WithWings certainly ruffled a few feathers with their storming 2014 run of The Duck Pond at Bedlam. This year they’re back with another musically embellished, physically nuanced interpretation of one of France’s greatest stories – the bellringer of Notre Damme, as penned by Victor Hugo. Disney’s out of the window here – withWings have forged a thriving, gripping story that, while emotionally and politically pertinent, bears all the hallmarks of being a rompingly good time.
A large factor in this is the stellar musical efforts from the entire cast – oscillating between a variety of instruments and vocal arrangements. These interludes did more than simply establish a tonal setting, they also drove the narrative forward and dissected the mental anxieties of characters – particularly a superbly stoic performance by the actor portraying Claude Frollo. The absence of a cast list online seems somewhat irrelevant – the company operated with such instinctive cohesiveness that the performance skipped along with a graceful elegance and polished finish.
The set was a hulking behemoth of a creation – full of organ pipes and rope based swings. It was a marvellously ominous construction, full of little touches and neat tricks. The design in general was equally innovative – particularly the use of bellows and their extravagant subplot. At times this through the pacing slightly – Esmerelda’s first liberation by Quasimodo happening with an abrupt lack of tension, while the death of a pigeon is left explored for a far greater length of time during the 65 minute show.
One of the greatest touches was the emphasis (though never hamfisted mind) placed on Esmeralda – a notably foreign woman, here shown to be conflated with sexual seduction and moral decay. It’s a bold and modern theme to play upon, and one that succeeds with the requisite strength – a didactic echo through time as well as a clear signal of story-telling prowess.

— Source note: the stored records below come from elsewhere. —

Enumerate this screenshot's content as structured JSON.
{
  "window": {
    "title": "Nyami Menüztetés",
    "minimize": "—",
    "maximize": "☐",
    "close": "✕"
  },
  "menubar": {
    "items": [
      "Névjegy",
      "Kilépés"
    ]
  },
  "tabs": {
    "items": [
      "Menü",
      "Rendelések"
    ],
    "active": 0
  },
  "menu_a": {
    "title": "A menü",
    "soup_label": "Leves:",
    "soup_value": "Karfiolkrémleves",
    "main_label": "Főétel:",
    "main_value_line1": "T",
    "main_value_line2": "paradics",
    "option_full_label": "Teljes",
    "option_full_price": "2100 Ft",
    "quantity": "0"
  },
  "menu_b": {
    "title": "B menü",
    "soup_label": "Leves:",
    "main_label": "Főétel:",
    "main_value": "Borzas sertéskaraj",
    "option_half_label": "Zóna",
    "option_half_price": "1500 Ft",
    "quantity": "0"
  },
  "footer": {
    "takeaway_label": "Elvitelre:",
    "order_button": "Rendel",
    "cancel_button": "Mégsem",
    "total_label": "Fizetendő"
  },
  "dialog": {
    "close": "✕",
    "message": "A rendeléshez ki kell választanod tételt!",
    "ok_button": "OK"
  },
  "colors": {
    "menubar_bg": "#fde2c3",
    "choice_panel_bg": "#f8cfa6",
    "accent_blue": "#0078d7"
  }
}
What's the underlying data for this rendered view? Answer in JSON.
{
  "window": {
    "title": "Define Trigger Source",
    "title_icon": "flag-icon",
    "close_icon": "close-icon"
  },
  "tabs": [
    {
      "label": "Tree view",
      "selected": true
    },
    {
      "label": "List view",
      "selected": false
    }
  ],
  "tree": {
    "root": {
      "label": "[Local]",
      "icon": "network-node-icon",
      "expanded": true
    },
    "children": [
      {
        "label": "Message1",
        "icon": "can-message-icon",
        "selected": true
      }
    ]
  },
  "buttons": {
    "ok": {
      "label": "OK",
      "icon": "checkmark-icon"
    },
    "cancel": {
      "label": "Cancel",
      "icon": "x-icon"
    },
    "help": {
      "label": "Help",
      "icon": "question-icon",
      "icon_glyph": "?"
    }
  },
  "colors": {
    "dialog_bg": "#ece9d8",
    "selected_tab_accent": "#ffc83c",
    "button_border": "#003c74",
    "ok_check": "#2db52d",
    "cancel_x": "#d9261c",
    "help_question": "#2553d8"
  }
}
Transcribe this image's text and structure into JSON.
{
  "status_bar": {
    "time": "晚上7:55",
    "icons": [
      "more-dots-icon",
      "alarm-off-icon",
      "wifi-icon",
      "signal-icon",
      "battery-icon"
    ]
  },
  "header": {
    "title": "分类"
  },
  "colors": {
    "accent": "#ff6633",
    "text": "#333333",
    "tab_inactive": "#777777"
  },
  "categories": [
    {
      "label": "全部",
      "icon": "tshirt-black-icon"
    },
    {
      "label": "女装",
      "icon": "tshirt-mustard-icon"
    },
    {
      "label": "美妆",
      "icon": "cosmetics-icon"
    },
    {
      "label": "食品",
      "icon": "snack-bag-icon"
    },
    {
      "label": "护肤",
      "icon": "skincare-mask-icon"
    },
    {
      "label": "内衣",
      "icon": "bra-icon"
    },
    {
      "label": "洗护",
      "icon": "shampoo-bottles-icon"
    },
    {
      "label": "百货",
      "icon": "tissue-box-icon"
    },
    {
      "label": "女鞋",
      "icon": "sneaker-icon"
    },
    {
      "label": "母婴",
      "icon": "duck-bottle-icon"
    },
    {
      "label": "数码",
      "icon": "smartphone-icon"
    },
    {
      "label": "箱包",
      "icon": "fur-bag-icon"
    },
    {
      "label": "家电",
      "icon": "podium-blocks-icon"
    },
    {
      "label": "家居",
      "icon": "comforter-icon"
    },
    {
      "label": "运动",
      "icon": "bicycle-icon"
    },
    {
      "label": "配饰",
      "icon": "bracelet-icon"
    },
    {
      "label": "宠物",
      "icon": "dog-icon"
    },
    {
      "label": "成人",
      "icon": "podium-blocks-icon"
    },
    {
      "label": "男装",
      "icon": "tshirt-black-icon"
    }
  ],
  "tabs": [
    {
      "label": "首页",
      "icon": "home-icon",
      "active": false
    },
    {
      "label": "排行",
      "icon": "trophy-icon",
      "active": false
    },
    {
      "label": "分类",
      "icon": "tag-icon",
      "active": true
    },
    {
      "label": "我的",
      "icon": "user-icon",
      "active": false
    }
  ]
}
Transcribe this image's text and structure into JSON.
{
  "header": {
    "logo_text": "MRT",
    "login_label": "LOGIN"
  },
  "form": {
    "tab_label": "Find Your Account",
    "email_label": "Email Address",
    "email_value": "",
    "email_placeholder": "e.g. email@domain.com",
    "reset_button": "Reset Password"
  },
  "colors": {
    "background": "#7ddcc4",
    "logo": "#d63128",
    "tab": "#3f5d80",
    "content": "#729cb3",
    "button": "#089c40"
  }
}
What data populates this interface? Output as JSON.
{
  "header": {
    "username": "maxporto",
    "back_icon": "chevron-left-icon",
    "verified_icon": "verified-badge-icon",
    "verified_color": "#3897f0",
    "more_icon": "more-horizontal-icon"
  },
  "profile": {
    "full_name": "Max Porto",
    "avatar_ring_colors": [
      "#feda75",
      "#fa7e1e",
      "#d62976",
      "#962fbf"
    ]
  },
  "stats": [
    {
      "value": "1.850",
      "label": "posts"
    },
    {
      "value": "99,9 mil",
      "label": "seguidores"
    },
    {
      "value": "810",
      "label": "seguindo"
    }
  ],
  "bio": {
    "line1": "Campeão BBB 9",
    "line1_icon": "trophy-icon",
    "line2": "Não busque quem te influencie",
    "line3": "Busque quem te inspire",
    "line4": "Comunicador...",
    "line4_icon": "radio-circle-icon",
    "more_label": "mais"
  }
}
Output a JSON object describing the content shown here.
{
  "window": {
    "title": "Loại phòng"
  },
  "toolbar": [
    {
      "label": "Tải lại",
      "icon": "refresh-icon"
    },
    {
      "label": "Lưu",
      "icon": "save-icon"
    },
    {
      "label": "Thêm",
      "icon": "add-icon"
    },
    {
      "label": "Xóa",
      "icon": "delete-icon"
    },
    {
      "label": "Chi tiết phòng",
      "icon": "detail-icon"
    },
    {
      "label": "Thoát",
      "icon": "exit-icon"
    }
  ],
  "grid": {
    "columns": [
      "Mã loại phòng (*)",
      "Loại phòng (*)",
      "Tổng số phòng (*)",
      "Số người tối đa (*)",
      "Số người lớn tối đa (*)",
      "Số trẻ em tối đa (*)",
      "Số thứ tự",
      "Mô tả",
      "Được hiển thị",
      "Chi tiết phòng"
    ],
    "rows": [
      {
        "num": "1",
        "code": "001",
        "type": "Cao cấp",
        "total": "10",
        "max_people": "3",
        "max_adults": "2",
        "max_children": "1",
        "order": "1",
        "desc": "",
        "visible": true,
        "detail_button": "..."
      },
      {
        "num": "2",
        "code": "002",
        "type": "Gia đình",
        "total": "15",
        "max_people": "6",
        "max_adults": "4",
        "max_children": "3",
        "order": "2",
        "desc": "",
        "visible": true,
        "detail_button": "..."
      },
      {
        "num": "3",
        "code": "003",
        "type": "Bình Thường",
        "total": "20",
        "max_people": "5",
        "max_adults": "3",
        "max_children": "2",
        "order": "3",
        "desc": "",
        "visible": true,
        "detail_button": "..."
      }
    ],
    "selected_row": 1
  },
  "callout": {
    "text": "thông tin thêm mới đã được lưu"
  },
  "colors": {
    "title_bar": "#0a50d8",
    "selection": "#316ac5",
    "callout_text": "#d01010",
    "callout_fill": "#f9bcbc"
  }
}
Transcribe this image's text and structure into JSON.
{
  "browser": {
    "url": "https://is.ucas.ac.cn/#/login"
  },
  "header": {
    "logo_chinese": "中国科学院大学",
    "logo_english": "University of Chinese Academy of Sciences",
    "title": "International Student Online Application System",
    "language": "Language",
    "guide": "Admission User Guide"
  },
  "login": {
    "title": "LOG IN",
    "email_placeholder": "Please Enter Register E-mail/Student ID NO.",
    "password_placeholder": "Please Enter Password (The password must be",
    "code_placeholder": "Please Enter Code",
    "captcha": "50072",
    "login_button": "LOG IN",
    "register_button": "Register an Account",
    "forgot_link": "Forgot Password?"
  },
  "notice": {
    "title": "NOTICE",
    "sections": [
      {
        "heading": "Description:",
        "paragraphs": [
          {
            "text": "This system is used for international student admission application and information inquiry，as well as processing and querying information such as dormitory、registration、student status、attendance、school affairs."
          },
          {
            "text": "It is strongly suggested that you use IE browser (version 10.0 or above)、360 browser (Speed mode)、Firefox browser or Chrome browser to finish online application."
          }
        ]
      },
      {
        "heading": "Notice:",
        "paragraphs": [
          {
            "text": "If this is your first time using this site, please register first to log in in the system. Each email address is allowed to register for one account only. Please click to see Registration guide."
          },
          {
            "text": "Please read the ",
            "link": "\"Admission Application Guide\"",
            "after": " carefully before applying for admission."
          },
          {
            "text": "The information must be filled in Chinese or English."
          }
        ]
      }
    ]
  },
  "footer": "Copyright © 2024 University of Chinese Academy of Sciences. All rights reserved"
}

Harbouring a somewhat left field love for the recent (‘recent’) French musical based on the novel, seeing the show turned into a punchy one hour was an exciting treat. WithWings have digested and dissected Hugo’s text, still maintaining (and often building upon) the thematic elements present while also injected a trademark sense of fun and theatrical revelry. Le Bossu is a wonderful theatrical experience and a testament to a vibrant Fringe culture – Bedlam’s stellar programme has succeeded once again.